Problem description: Word for word, reproduce the data that follows.

Data for review below:

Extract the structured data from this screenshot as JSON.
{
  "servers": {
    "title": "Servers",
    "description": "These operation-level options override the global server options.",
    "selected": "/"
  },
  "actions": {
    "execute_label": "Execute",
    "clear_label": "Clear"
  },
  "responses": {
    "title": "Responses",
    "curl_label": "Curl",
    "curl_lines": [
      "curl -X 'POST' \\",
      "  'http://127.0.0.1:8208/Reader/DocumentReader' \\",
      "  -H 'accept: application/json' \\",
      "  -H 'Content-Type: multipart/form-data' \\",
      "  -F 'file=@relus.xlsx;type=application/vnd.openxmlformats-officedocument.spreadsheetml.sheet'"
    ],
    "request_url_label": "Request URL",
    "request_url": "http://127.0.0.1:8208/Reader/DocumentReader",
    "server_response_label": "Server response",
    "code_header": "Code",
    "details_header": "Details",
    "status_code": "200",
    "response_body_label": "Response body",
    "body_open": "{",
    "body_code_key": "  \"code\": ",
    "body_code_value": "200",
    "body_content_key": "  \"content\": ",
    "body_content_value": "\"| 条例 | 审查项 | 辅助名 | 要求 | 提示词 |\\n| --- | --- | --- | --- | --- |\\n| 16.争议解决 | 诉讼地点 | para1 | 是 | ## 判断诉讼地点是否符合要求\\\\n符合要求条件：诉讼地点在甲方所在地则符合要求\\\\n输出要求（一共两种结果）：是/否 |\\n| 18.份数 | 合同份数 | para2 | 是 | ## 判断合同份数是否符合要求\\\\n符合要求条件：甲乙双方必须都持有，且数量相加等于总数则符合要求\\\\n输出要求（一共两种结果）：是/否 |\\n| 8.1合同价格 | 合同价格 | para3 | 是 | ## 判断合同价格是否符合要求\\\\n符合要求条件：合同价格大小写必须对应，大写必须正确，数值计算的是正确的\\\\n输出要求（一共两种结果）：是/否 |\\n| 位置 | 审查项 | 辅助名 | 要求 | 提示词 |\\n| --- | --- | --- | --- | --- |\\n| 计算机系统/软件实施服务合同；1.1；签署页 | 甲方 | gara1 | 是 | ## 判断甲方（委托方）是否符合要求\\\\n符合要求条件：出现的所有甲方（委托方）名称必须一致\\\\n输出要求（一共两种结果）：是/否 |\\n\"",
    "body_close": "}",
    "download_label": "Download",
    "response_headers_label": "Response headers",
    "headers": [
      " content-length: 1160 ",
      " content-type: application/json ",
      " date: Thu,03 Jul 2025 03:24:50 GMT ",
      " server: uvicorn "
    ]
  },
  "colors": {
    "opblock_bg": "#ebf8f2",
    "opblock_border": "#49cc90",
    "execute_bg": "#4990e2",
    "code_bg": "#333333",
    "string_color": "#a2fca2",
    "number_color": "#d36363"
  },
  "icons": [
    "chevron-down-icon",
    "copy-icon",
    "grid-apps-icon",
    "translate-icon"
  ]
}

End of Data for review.

Expected output:
Extract the structured data from this screenshot as JSON.
{
  "servers": {
    "title": "Servers",
    "description": "These operation-level options override the global server options.",
    "selected": "/"
  },
  "actions": {
    "execute_label": "Execute",
    "clear_label": "Clear"
  },
  "responses": {
    "title": "Responses",
    "curl_label": "Curl",
    "curl_lines": [
      "curl -X 'POST' \\",
      "  'http://127.0.0.1:8208/Reader/DocumentReader' \\",
      "  -H 'accept: application/json' \\",
      "  -H 'Content-Type: multipart/form-data' \\",
      "  -F 'file=@relus.xlsx;type=application/vnd.openxmlformats-officedocument.spreadsheetml.sheet'"
    ],
    "request_url_label": "Request URL",
    "request_url": "http://127.0.0.1:8208/Reader/DocumentReader",
    "server_response_label": "Server response",
    "code_header": "Code",
    "details_header": "Details",
    "status_code": "200",
    "response_body_label": "Response body",
    "body_open": "{",
    "body_code_key": "  \"code\": ",
    "body_code_value": "200",
    "body_content_key": "  \"content\": ",
    "body_content_value": "\"| 条例 | 审查项 | 辅助名 | 要求 | 提示词 |\\n| --- | --- | --- | --- | --- |\\n| 16.争议解决 | 诉讼地点 | para1 | 是 | ## 判断诉讼地点是否符合要求\\\\n符合要求条件：诉讼地点在甲方所在地则符合要求\\\\n输出要求（一共两种结果）：是/否 |\\n| 18.份数 | 合同份数 | para2 | 是 | ## 判断合同份数是否符合要求\\\\n符合要求条件：甲乙双方必须都持有，且数量相加等于总数则符合要求\\\\n输出要求（一共两种结果）：是/否 |\\n| 8.1合同价格 | 合同价格 | para3 | 是 | ## 判断合同价格是否符合要求\\\\n符合要求条件：合同价格大小写必须对应，大写必须正确，数值计算的是正确的\\\\n输出要求（一共两种结果）：是/否 |\\n| 位置 | 审查项 | 辅助名 | 要求 | 提示词 |\\n| --- | --- | --- | --- | --- |\\n| 计算机系统/软件实施服务合同；1.1；签署页 | 甲方 | gara1 | 是 | ## 判断甲方（委托方）是否符合要求\\\\n符合要求条件：出现的所有甲方（委托方）名称必须一致\\\\n输出要求（一共两种结果）：是/否 |\\n\"",
    "body_close": "}",
    "download_label": "Download",
    "response_headers_label": "Response headers",
    "headers": [
      " content-length: 1160 ",
      " content-type: application/json ",
      " date: Thu,03 Jul 2025 03:24:50 GMT ",
      " server: uvicorn "
    ]
  },
  "colors": {
    "opblock_bg": "#ebf8f2",
    "opblock_border": "#49cc90",
    "execute_bg": "#4990e2",
    "code_bg": "#333333",
    "string_color": "#a2fca2",
    "number_color": "#d36363"
  },
  "icons": [
    "chevron-down-icon",
    "copy-icon",
    "grid-apps-icon",
    "translate-icon"
  ]
}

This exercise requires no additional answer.